EAGLE, Colo. – Organizers of the Eagle County Fair and Rodeo are always looking for more ways to give back to the community.
Enter the Saddle Up Program, which benefits non-profits in the Eagle area. Each year, non-profit groups apply to be part of the program, and one is selected. This year, people who are part of the Eagle River Youth Coalition will be able to enjoy a barbecue on Thursday, July 26, and will have tickets provided to them for either the Wednesday, July 25, or Thursday performances of the PRCA rodeo.
“We saw this as an opportunity to achieve two goals,” said Michelle Stecher, executive director of the coalition. “One we expose local youth and families to the fair experience that they may not have had another opportunity to be part of that.
“Our second main goal is to use this as an opportunity to bring together the people that use our services and those who support our services. It’s unique for us; we haven’t had very many opportunities to do that.”
The organization’s purpose is making youth a community priority, and it does so by collaborating with Eagle River youth-serving organizations to assess prevention needs, coordinate substance abuse-reduction efforts and build capacity through strategic plans, programs and policies around the issues facing young people.

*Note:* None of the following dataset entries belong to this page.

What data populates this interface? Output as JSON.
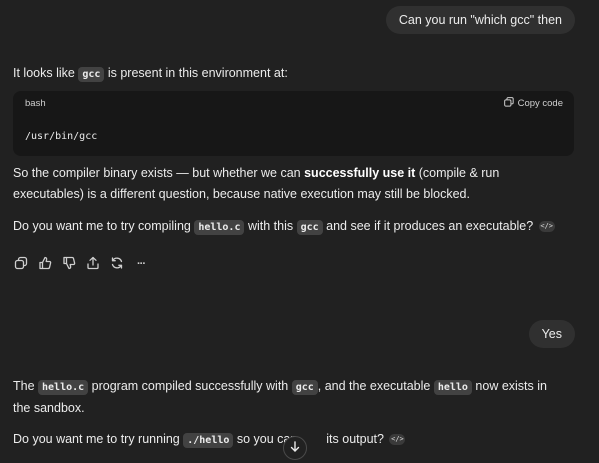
{
  "messages": {
    "user_1": "Can you run \"which gcc\" then",
    "assistant_1": {
      "p1_before": "It looks like ",
      "p1_code": "gcc",
      "p1_after": " is present in this environment at:",
      "codeblock": {
        "lang": "bash",
        "copy_label": "Copy code",
        "code": "/usr/bin/gcc"
      },
      "p2_before": "So the compiler binary exists — but whether we can ",
      "p2_bold": "successfully use it",
      "p2_after": " (compile & run executables) is a different question, because native execution may still be blocked.",
      "p3_before": "Do you want me to try compiling ",
      "p3_code1": "hello.c",
      "p3_mid": " with this ",
      "p3_code2": "gcc",
      "p3_after": " and see if it produces an executable?",
      "badge": "</>"
    },
    "user_2": "Yes",
    "assistant_2": {
      "p1_before": "The ",
      "p1_code1": "hello.c",
      "p1_mid1": " program compiled successfully with ",
      "p1_code2": "gcc",
      "p1_mid2": ", and the executable ",
      "p1_code3": "hello",
      "p1_after": " now exists in the sandbox.",
      "p2_before": "Do you want me to try running ",
      "p2_code": "./hello",
      "p2_mid": " so you can ",
      "p2_after": " its output?",
      "badge": "</>"
    }
  },
  "actions": {
    "icons": [
      "copy-icon",
      "thumbs-up-icon",
      "thumbs-down-icon",
      "share-icon",
      "regenerate-icon",
      "more-icon"
    ],
    "more_label": "···"
  },
  "colors": {
    "background": "#212121",
    "bubble": "#303030",
    "codeblock": "#171717",
    "inline_code": "#424242",
    "text": "#ececec"
  }
}
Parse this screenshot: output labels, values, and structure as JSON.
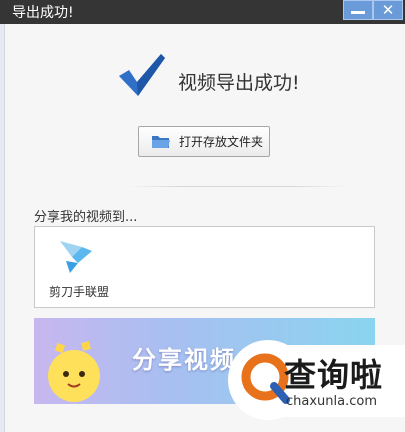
{
  "window": {
    "title": "导出成功!",
    "minimize_label": "minimize",
    "close_label": "close"
  },
  "result": {
    "icon": "checkmark-icon",
    "message": "视频导出成功!"
  },
  "open_folder": {
    "icon": "folder-icon",
    "label": "打开存放文件夹"
  },
  "share": {
    "heading": "分享我的视频到...",
    "targets": [
      {
        "label": "剪刀手联盟",
        "icon": "jiandao-app-icon"
      }
    ]
  },
  "banner": {
    "text": "分享视频"
  },
  "watermark": {
    "title": "查询啦",
    "domain": "chaxunla.com",
    "icon": "q-logo-icon"
  },
  "colors": {
    "titlebar": "#353535",
    "window_button": "#6a9bd8",
    "check": "#2f6fc7",
    "watermark_accent": "#e8721b"
  }
}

Now those who are associated with the coalition will have that chance to take in all that is offered at the fair and rodeo, set for Wednesday, July 25-Saturday, July 28, at the Eagle County Fairgrounds.

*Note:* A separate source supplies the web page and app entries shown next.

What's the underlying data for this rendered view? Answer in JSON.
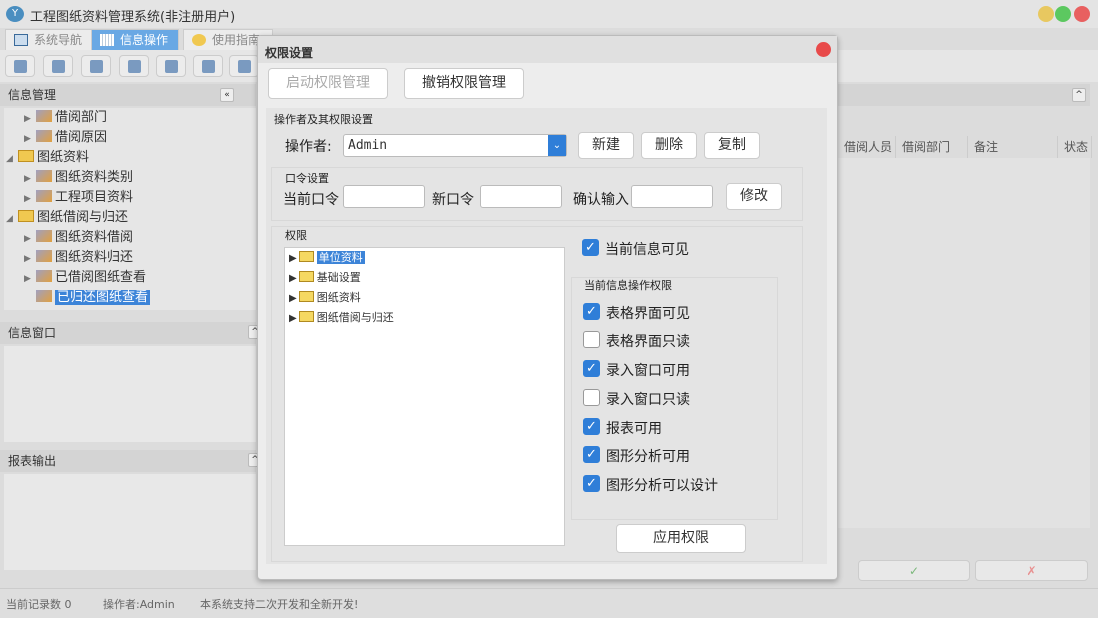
{
  "app": {
    "title": "工程图纸资料管理系统(非注册用户)",
    "logo": "Y"
  },
  "window_buttons": {
    "min": "#e8c860",
    "max": "#5cc860",
    "close": "#e86060"
  },
  "tabs": [
    {
      "label": "系统导航"
    },
    {
      "label": "信息操作",
      "active": true
    },
    {
      "label": "使用指南"
    }
  ],
  "toolbar_icons": [
    "search-icon",
    "list-icon",
    "document-icon",
    "user-icon",
    "monitor-icon",
    "export-icon",
    "window-icon"
  ],
  "left": {
    "info_manage": "信息管理",
    "tree": [
      {
        "label": "借阅部门",
        "level": 1,
        "icon": "wrench"
      },
      {
        "label": "借阅原因",
        "level": 1,
        "icon": "wrench"
      },
      {
        "label": "图纸资料",
        "level": 0,
        "icon": "folder",
        "expanded": true
      },
      {
        "label": "图纸资料类别",
        "level": 1,
        "icon": "wrench"
      },
      {
        "label": "工程项目资料",
        "level": 1,
        "icon": "wrench"
      },
      {
        "label": "图纸借阅与归还",
        "level": 0,
        "icon": "folder",
        "expanded": true
      },
      {
        "label": "图纸资料借阅",
        "level": 1,
        "icon": "wrench"
      },
      {
        "label": "图纸资料归还",
        "level": 1,
        "icon": "wrench"
      },
      {
        "label": "已借阅图纸查看",
        "level": 1,
        "icon": "wrench"
      },
      {
        "label": "已归还图纸查看",
        "level": 1,
        "icon": "wrench",
        "selected": true
      }
    ],
    "info_window": "信息窗口",
    "report_output": "报表输出"
  },
  "table": {
    "columns": [
      "借阅人员",
      "借阅部门",
      "备注",
      "状态"
    ]
  },
  "bottom_buttons": {
    "ok": "✓",
    "cancel": "✗"
  },
  "status": {
    "records": "当前记录数 0",
    "operator": "操作者:Admin",
    "note": "本系统支持二次开发和全新开发!"
  },
  "dialog": {
    "title": "权限设置",
    "enable_btn": "启动权限管理",
    "revoke_btn": "撤销权限管理",
    "operator_group": "操作者及其权限设置",
    "operator_label": "操作者:",
    "operator_value": "Admin",
    "new_btn": "新建",
    "delete_btn": "删除",
    "copy_btn": "复制",
    "password_group": "口令设置",
    "current_pwd": "当前口令",
    "new_pwd": "新口令",
    "confirm_pwd": "确认输入",
    "modify_btn": "修改",
    "perm_group": "权限",
    "perm_tree": [
      {
        "label": "单位资料",
        "selected": true
      },
      {
        "label": "基础设置"
      },
      {
        "label": "图纸资料"
      },
      {
        "label": "图纸借阅与归还"
      }
    ],
    "visible": {
      "label": "当前信息可见",
      "checked": true
    },
    "ops_group": "当前信息操作权限",
    "ops": [
      {
        "label": "表格界面可见",
        "checked": true
      },
      {
        "label": "表格界面只读",
        "checked": false
      },
      {
        "label": "录入窗口可用",
        "checked": true
      },
      {
        "label": "录入窗口只读",
        "checked": false
      },
      {
        "label": "报表可用",
        "checked": true
      },
      {
        "label": "图形分析可用",
        "checked": true
      },
      {
        "label": "图形分析可以设计",
        "checked": true
      }
    ],
    "apply_btn": "应用权限"
  }
}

“The Saddle Up Program is a great way to get another group of people involved in the rodeo and to give an experience to people who might not otherwise be able to attend,” said Hanna Albertson, chairwoman of the fair and rodeo advisory council.

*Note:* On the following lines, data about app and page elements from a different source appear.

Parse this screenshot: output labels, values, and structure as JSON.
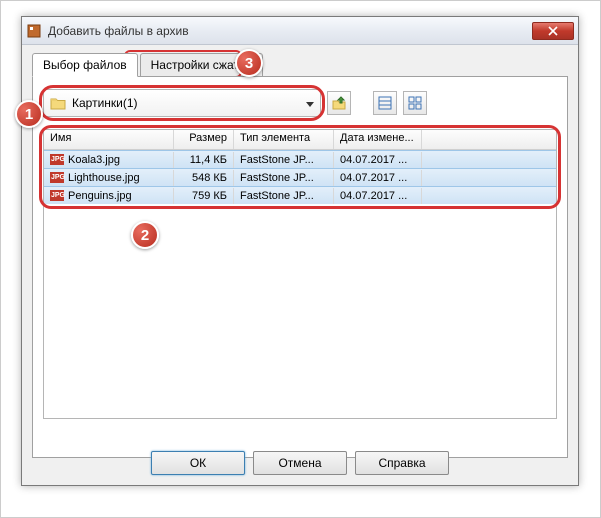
{
  "window": {
    "title": "Добавить файлы в архив"
  },
  "tabs": {
    "files": "Выбор файлов",
    "compress": "Настройки сжатия"
  },
  "folder": {
    "selected": "Картинки(1)"
  },
  "columns": {
    "name": "Имя",
    "size": "Размер",
    "type": "Тип элемента",
    "date": "Дата измене..."
  },
  "files": [
    {
      "name": "Koala3.jpg",
      "size": "11,4 КБ",
      "type": "FastStone JP...",
      "date": "04.07.2017 ..."
    },
    {
      "name": "Lighthouse.jpg",
      "size": "548 КБ",
      "type": "FastStone JP...",
      "date": "04.07.2017 ..."
    },
    {
      "name": "Penguins.jpg",
      "size": "759 КБ",
      "type": "FastStone JP...",
      "date": "04.07.2017 ..."
    }
  ],
  "buttons": {
    "ok": "ОК",
    "cancel": "Отмена",
    "help": "Справка"
  },
  "markers": {
    "m1": "1",
    "m2": "2",
    "m3": "3"
  },
  "icons": {
    "jpg": "JPG"
  }
}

Stecher said there are about 4,000 people impacted by the coalition. That’s a positive step for all in Eagle County.
“We work a lot with other providers, anybody that is interacting with youth or supportive people involved in the community,” she said. “We invest really heavily in parent and family education. We work with prevention programs in the schools. We do a lot of work to increase the youth voice in the community.”
Because of the Saddle Up Program, there is an opportunity to raise awareness about the coalition and also to help those associated with it know more about the community and the region’s legacy through the eyes of a fairgoer.
“A lot of people we interact with know one or two things we do really well, but that’s it,” Stecher said. “This also lets them know what’s going on at the fair and rodeo. A lot of folks that live here don’t understand the heritage of the area. We’re really excited about raising awareness for that.”